Ethical Traveler Destination[edit]

Argentina has been included in the 2010, 2011 and 2012 lists of "The Developing World's 10 Best Ethical Destinations." This is an annual ranking produced by Ethical Traveler magazine, which is based on a study of developing nations from around the world to identify the best tourism destinations among them. The benchmarking uses categories such as environmental protection, social welfare, and human rights.[22][23][24]

Image gallery[edit]

See also[edit]
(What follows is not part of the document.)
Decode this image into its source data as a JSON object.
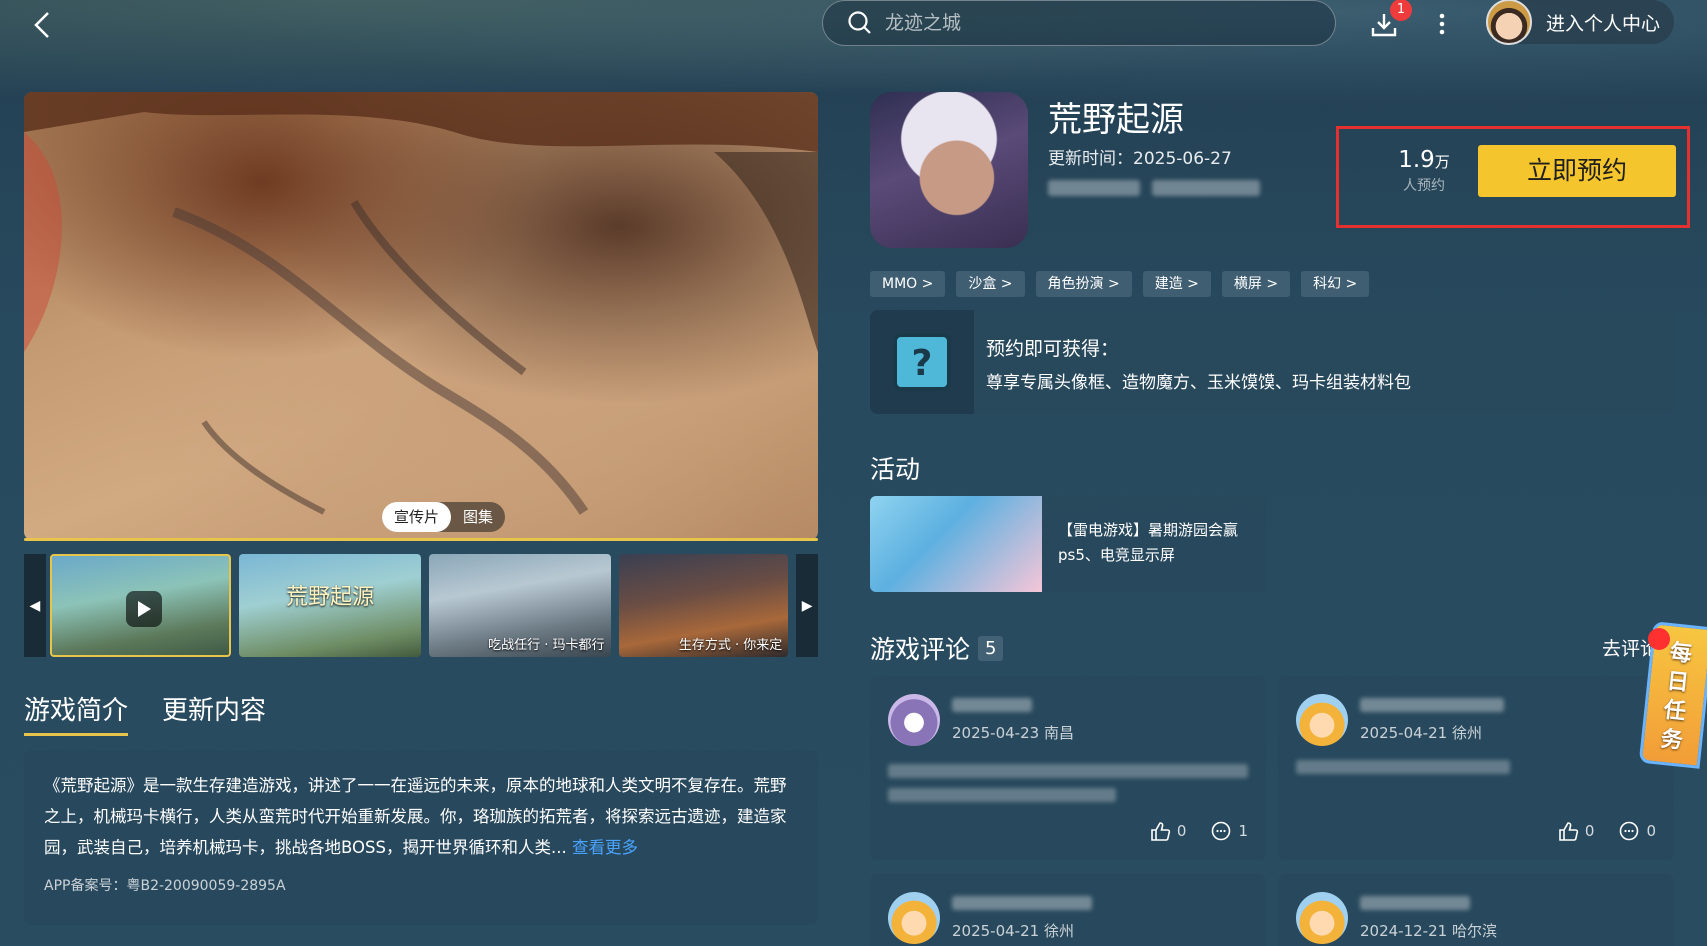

  1. ^ a b Ministry of Tourism of Argentina: Regions
  2. ^ a b "UNWTO Tourism Highlights - 2011 Edition" (PDF). World Tourism Organization. June 2011. Retrieved 2012-01-26.  See table in pp. 8.
  3. ^ "México DF, Buenos Aires y San Pablo, los destinos turísticos favoritos" (in Spanish). Infobae América. June 2011. Retrieved 2012-12-19. .
  4. ^ World Economic Forum
  5. ^ a b c d WTO: World Tourism Barometer
  6. ^ a b c d World Economic Forum: Argentina
  7. ^ INDEC: turismo internacional
  8. ^ a b UNData: Argentina
  9. ^ World Tourism Organization (2006). "Tourism Market Trends, Annex 12, 2006 Edition" (PDF). 
  10. ^ Retrieved on 10 March 2008
  11. ^ WTTC reveals strong growth for Argentina Retrieved on 10 March 2008
  12. ^ Travel +Leisure Magazine worldsbest/2007 Retrieved on 10 March 2008
  13. ^ "Cuyo" touristic region official website
  14. ^ Official website of "The North" touristic region
  15. ^ Litoral tourist region official website
  16. ^ Official Tourism Portal
  17. ^ C. Michael Hogan (2008) Pali Aike, The Megalithic Portal, ed. A. Burnham
  18. ^ UNESCO World Heritage Sites: Argentina
  19. ^ A non-profit working for traffic safety in Argentina noted that "drivers did not respect the red traffic light approximately 1,903,560 times every day" and that although drivers knew the dangers of drinking and driving "83% (of survey respondents) admitted to 'driving after drinking alcohol'".
  20. ^ U.S Department of State Country Guide
  21. ^ See Luchemos por la Vida - Asociación Civil
  22. ^ "Ethical travel destinations unveiled: Argentina, Barbados, Chile". The Independent. Relaxnews. 2010-12-10. Retrieved 2010-12-11. 
  23. ^ Jane Esberg, Jeff Greenwald and Natalie Lefevre. "The Developing World's 10 Best Ethical Destinations". Ethical Traveler. Retrieved 2010-12-11. 
  24. ^ "The Developing World’s 10 Best Ethical Destinations: 2012". Ethical Traveler. 2012-01-05. Retrieved 2012-01-26. 


External links[edit]